The Museum of Modern Art asked a New York federal court Tuesday to reject Manhattan cafe MoMaCha's bid to throw out a trademark dilution claim in MoMA’s infringement suit against the eatery, arguing the museum’s nickname, word marks and logo are indeed famous despite the cafe’s contention that they are not.
Are plaintiffs lawyers scouring National Advertising Division rulings for litigation targets? An analysis of the timing of class actions in relation to NAD decisions suggests that the risk of being subject to a follow-on consumer class action after participation in an NAD proceeding that results in an adverse decision is low, say attorneys with Kelley Drye & Warren LLP.

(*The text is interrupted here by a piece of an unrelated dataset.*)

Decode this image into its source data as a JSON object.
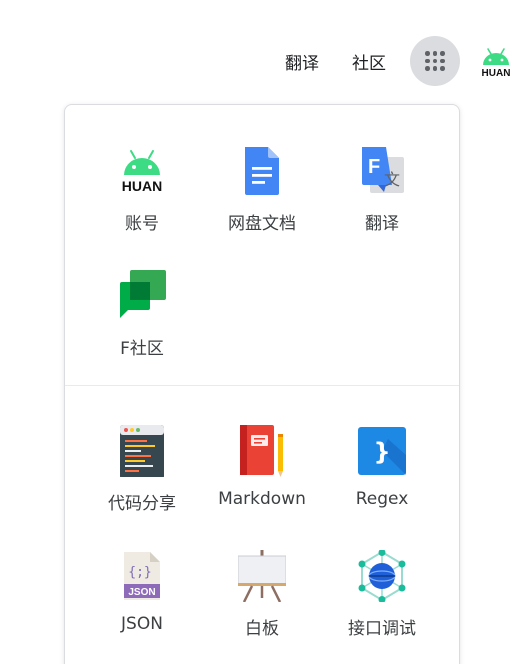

When an advertiser voluntarily participates in industry self-regulation before the National Advertising Division, it does so expecting to avoid litigation. Yet there is a consistent concern among advertisers that NAD participation may make consumer class action litigation more, rather than less, likely. Attorneys with Kelley Drye & Warren LLP examine whether NAD decisions actually provide fodder for class actions.

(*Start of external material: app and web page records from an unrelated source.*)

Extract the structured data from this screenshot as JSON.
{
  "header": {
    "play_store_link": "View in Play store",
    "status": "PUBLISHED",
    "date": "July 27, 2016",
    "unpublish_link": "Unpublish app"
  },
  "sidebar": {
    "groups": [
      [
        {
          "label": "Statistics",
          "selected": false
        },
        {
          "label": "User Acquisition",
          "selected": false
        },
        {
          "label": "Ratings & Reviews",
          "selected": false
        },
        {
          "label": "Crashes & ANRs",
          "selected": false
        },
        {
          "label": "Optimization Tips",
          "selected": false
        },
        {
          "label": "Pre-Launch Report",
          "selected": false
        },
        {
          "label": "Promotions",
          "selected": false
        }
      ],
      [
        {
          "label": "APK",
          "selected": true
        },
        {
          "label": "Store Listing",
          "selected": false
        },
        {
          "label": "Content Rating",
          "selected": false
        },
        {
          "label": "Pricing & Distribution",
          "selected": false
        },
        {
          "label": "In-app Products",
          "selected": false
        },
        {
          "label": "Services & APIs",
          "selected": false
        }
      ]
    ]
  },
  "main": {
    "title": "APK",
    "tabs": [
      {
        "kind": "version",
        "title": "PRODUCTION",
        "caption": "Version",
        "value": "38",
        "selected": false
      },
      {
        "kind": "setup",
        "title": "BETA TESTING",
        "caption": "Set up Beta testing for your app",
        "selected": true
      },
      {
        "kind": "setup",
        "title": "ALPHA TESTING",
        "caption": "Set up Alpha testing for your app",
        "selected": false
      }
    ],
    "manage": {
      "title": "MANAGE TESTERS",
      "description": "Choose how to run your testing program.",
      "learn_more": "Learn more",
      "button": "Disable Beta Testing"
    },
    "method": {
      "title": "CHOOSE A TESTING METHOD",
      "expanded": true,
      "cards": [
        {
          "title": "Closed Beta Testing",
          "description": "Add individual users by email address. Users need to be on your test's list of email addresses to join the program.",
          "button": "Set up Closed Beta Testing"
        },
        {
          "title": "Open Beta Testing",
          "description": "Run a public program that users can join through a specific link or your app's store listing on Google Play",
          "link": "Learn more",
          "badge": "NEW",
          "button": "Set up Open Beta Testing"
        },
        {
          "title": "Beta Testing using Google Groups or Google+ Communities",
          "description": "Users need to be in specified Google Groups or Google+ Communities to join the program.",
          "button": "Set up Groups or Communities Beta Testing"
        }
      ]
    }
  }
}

On May 17, 1954, the U.S. Supreme Court decided Brown v. Board of Education, recognizing a moral and legal truth that should be beyond question in American society. The refusal by some of President Donald Trump's judicial nominees to say whether they believe the case was decided correctly is indicative of the narrow-minded elitism they would bring to the bench, says professor Franita Tolson of the University of Southern California's Gould School of Law.
In deciding whether cloud computing is right for the organization or firm, an attorney must consider cloud computing’s significant impact on the electronic discovery process, say Daniel Garrie, managing partner at Law & Forensics LLC, and David Cass, chief information security officer at IBM Cloud.

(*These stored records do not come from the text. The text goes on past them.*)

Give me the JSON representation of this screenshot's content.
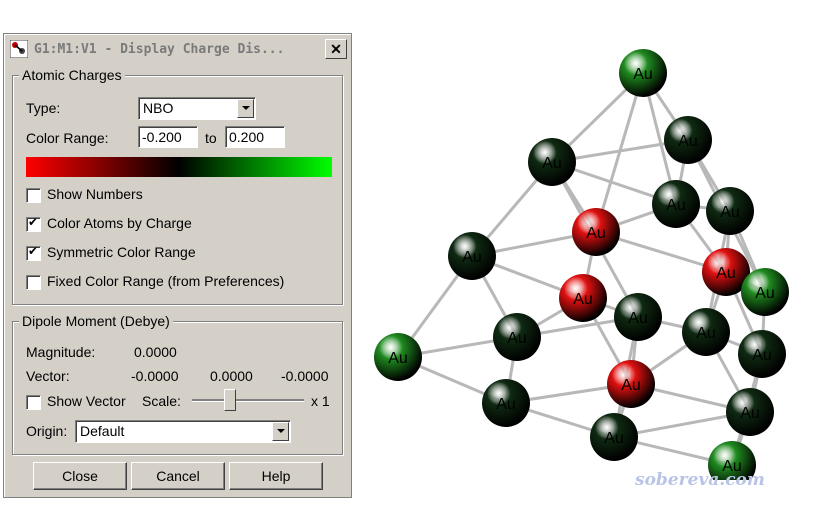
{
  "window": {
    "title": "G1:M1:V1 - Display Charge Dis...",
    "close_glyph": "✕"
  },
  "charges": {
    "group_label": "Atomic Charges",
    "type_label": "Type:",
    "type_value": "NBO",
    "range_label": "Color Range:",
    "range_min": "-0.200",
    "to_label": "to",
    "range_max": "0.200",
    "gradient_colors": [
      "#ff0000",
      "#000000",
      "#00ff00"
    ],
    "checkboxes": [
      {
        "label": "Show Numbers",
        "checked": false
      },
      {
        "label": "Color Atoms by Charge",
        "checked": true
      },
      {
        "label": "Symmetric Color Range",
        "checked": true
      },
      {
        "label": "Fixed Color Range (from Preferences)",
        "checked": false
      }
    ]
  },
  "dipole": {
    "group_label": "Dipole Moment (Debye)",
    "magnitude_label": "Magnitude:",
    "magnitude_value": "0.0000",
    "vector_label": "Vector:",
    "vector_x": "-0.0000",
    "vector_y": "0.0000",
    "vector_z": "-0.0000",
    "show_vector_label": "Show Vector",
    "show_vector_checked": false,
    "scale_label": "Scale:",
    "scale_value": "x 1",
    "origin_label": "Origin:",
    "origin_value": "Default"
  },
  "buttons": {
    "close": "Close",
    "cancel": "Cancel",
    "help": "Help"
  },
  "viewer": {
    "atom_label": "Au",
    "watermark": "sobereva.com",
    "atom_colors": {
      "red": "#e01010",
      "dark": "#0f2a12",
      "green": "#1f8a1f"
    }
  }
}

In these politically divisive times, many ask whether our institutions and traditions can help us return to a greater consensus. In days long past, the legal profession could have been counted on to serve just such a function. But lawyers are now just as polarized as everyone else, says Samuel Samaro of Pashman Stein Walder Hayden PC.
As many attorneys head to Seattle this week for meetings of the International Trademark Association and the American Intellectual Property Law Association, David Kluft of Foley Hoag LLP explores the city's history through trademark disputes from the early 20th century.
As many attorneys head to Seattle for meetings of the International Trademark Association and the American Intellectual Property Law Association, let's explore the city's history through trademark disputes from the early 20th century, says David Kluft of Foley Hoag LLP.
After moving into a new law office, tenants often file their signed leases away, figuring that the terms are set for a few years at least. However, leases can be very flexible instruments, and should be reviewed annually even if nothing seems amiss, says Tiffany Winne of Savills Studley Inc.
A plaintiff’s deposition is often the most crucial deposition in wage and hour exemption misclassification cases. Kamran Mirrafati and Archana Manwani of Foley & Lardner LLP discuss how to prepare for and take this type of deposition, as well as how to defend the deposition of a Federal Rule of Civil Procedure 30(b)(6) witness in such cases.
The Seventh Circuit's decision last month in Community Bank of Trenton v. Schnuck may stem the growing tide of financial institution litigation against merchants who fall victim to cyberattacks, say Donald Houser and Ashley Miller of Alston & Bird LLP.